↓↓↓

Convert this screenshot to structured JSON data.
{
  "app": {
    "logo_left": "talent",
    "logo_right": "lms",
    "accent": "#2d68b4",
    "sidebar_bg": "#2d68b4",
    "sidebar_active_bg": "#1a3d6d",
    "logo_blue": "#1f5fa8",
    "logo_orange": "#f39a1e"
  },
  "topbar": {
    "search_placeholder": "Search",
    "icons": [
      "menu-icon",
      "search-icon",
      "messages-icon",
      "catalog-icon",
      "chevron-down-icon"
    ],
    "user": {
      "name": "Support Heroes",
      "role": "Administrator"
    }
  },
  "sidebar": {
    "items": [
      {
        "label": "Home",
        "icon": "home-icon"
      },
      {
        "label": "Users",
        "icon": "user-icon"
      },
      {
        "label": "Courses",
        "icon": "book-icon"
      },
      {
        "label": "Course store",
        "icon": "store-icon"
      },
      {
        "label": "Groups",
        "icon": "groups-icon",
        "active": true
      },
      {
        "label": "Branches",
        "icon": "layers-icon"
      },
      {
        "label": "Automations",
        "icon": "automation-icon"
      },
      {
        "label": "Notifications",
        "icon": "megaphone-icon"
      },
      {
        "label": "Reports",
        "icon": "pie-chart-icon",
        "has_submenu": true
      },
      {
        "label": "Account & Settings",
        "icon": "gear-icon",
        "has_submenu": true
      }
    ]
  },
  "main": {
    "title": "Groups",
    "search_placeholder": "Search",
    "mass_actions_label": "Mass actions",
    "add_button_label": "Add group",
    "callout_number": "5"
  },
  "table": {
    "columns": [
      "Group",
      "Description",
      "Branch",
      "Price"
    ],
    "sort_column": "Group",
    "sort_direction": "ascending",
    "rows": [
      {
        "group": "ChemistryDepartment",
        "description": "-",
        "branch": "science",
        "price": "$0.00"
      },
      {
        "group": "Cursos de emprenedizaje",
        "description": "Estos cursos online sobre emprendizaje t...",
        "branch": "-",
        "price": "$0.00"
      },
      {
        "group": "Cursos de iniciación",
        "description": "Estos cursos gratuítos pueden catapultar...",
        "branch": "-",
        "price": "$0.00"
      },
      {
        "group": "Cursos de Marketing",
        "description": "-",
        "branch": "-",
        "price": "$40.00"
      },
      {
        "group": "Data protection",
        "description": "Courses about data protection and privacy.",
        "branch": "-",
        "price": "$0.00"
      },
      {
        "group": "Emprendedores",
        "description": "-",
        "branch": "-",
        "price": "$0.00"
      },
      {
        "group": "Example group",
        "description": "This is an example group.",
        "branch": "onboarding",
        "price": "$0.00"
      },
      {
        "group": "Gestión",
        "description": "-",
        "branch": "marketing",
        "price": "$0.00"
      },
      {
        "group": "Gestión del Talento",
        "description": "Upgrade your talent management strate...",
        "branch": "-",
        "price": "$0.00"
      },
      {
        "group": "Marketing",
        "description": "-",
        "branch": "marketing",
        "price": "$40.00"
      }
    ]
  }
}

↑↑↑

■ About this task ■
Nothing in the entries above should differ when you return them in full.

■ Your solution ■
Convert this screenshot to structured JSON data.
{
  "app": {
    "logo_left": "talent",
    "logo_right": "lms",
    "accent": "#2d68b4",
    "sidebar_bg": "#2d68b4",
    "sidebar_active_bg": "#1a3d6d",
    "logo_blue": "#1f5fa8",
    "logo_orange": "#f39a1e"
  },
  "topbar": {
    "search_placeholder": "Search",
    "icons": [
      "menu-icon",
      "search-icon",
      "messages-icon",
      "catalog-icon",
      "chevron-down-icon"
    ],
    "user": {
      "name": "Support Heroes",
      "role": "Administrator"
    }
  },
  "sidebar": {
    "items": [
      {
        "label": "Home",
        "icon": "home-icon"
      },
      {
        "label": "Users",
        "icon": "user-icon"
      },
      {
        "label": "Courses",
        "icon": "book-icon"
      },
      {
        "label": "Course store",
        "icon": "store-icon"
      },
      {
        "label": "Groups",
        "icon": "groups-icon",
        "active": true
      },
      {
        "label": "Branches",
        "icon": "layers-icon"
      },
      {
        "label": "Automations",
        "icon": "automation-icon"
      },
      {
        "label": "Notifications",
        "icon": "megaphone-icon"
      },
      {
        "label": "Reports",
        "icon": "pie-chart-icon",
        "has_submenu": true
      },
      {
        "label": "Account & Settings",
        "icon": "gear-icon",
        "has_submenu": true
      }
    ]
  },
  "main": {
    "title": "Groups",
    "search_placeholder": "Search",
    "mass_actions_label": "Mass actions",
    "add_button_label": "Add group",
    "callout_number": "5"
  },
  "table": {
    "columns": [
      "Group",
      "Description",
      "Branch",
      "Price"
    ],
    "sort_column": "Group",
    "sort_direction": "ascending",
    "rows": [
      {
        "group": "ChemistryDepartment",
        "description": "-",
        "branch": "science",
        "price": "$0.00"
      },
      {
        "group": "Cursos de emprenedizaje",
        "description": "Estos cursos online sobre emprendizaje t...",
        "branch": "-",
        "price": "$0.00"
      },
      {
        "group": "Cursos de iniciación",
        "description": "Estos cursos gratuítos pueden catapultar...",
        "branch": "-",
        "price": "$0.00"
      },
      {
        "group": "Cursos de Marketing",
        "description": "-",
        "branch": "-",
        "price": "$40.00"
      },
      {
        "group": "Data protection",
        "description": "Courses about data protection and privacy.",
        "branch": "-",
        "price": "$0.00"
      },
      {
        "group": "Emprendedores",
        "description": "-",
        "branch": "-",
        "price": "$0.00"
      },
      {
        "group": "Example group",
        "description": "This is an example group.",
        "branch": "onboarding",
        "price": "$0.00"
      },
      {
        "group": "Gestión",
        "description": "-",
        "branch": "marketing",
        "price": "$0.00"
      },
      {
        "group": "Gestión del Talento",
        "description": "Upgrade your talent management strate...",
        "branch": "-",
        "price": "$0.00"
      },
      {
        "group": "Marketing",
        "description": "-",
        "branch": "marketing",
        "price": "$40.00"
      }
    ]
  }
}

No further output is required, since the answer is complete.